see? A shift of influence and economic output from the west to east, and south... and basically everywhere else.
Is that really such a horrible thing?
Here's another way of looking at it. People talk about the "decline of the middle class in America". Funny the US is "America", as if it were
somehow not two continents. Anyhoo, depending on which stats you look at, we're either close to #1 position, or still at it.
So where are we, truly? We're no longer the undisputed superpower, and coming to terms with being the mere leading power in the world, which is
challenged by other countries on particular bits. We've still got military dominance secured through this quarter of the century, have the highest
GDP, highest PPP by FAR, and are not doing oh so terrible as the propaganda would have people believe.
Yes, we're declining, but from a towering position. Why can't we fall gracefully, and try to level the global playing field a little in the process?
I don't think there's a quick fix here, but there is some
signs of progress in the form of no longer tanking like a super-tanker struck the
bottom of a shallow port.
We're the most technologically advanced nation on the planet, and this age is seeing jobs disappear, not because the tech disappears them, but
because too many are incapable of adapting to the rapid pace of ever emerging jobs. You can still make damned good monies in this country, but you

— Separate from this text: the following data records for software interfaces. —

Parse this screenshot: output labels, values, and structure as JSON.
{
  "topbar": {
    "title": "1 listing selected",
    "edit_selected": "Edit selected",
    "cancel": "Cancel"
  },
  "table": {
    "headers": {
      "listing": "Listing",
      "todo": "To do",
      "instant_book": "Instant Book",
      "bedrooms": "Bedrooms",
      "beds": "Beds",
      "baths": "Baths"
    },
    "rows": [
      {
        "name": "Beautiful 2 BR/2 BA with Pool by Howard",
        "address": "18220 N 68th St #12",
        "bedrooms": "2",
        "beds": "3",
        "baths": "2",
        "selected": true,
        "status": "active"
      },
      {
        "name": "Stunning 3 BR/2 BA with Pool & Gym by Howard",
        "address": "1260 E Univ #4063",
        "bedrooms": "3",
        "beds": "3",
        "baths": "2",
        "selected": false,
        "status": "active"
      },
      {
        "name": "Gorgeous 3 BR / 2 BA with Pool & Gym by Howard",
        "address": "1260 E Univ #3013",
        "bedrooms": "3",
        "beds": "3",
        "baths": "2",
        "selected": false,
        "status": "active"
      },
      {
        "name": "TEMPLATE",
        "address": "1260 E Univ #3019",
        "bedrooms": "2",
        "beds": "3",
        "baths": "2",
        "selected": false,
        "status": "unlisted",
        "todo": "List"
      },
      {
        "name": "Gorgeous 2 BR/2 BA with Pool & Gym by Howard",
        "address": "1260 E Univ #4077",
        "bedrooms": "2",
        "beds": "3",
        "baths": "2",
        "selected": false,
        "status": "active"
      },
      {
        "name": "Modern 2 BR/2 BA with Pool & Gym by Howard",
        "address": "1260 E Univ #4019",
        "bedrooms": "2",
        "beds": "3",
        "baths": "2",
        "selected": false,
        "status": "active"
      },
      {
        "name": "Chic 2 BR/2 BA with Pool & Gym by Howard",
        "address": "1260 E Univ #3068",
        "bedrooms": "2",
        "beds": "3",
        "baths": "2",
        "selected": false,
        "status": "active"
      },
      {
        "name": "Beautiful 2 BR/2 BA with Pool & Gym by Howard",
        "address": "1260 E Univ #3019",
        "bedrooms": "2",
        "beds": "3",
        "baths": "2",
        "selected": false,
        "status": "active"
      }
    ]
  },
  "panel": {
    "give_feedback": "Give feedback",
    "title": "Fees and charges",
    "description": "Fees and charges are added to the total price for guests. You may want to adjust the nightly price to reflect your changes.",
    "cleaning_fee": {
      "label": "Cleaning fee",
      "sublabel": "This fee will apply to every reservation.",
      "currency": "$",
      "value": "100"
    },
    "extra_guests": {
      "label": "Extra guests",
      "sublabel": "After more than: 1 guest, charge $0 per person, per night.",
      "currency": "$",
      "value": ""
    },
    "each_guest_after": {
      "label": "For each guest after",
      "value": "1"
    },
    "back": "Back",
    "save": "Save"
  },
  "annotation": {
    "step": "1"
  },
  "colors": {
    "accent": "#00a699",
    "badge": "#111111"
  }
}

can't follow tens of millions in a position that is already filled to the rim. If people want to stay essentially obsolete, then complain, well, it
is what it is. Until there is a change in the social contract, and the way we view the necessity of jobs in the face of awesome new tech, this trend
will continue. You can't even get to that new social contract without a global implementation, due to the assumptions which drive the current system
to compete to such a high degree for monetary compensation.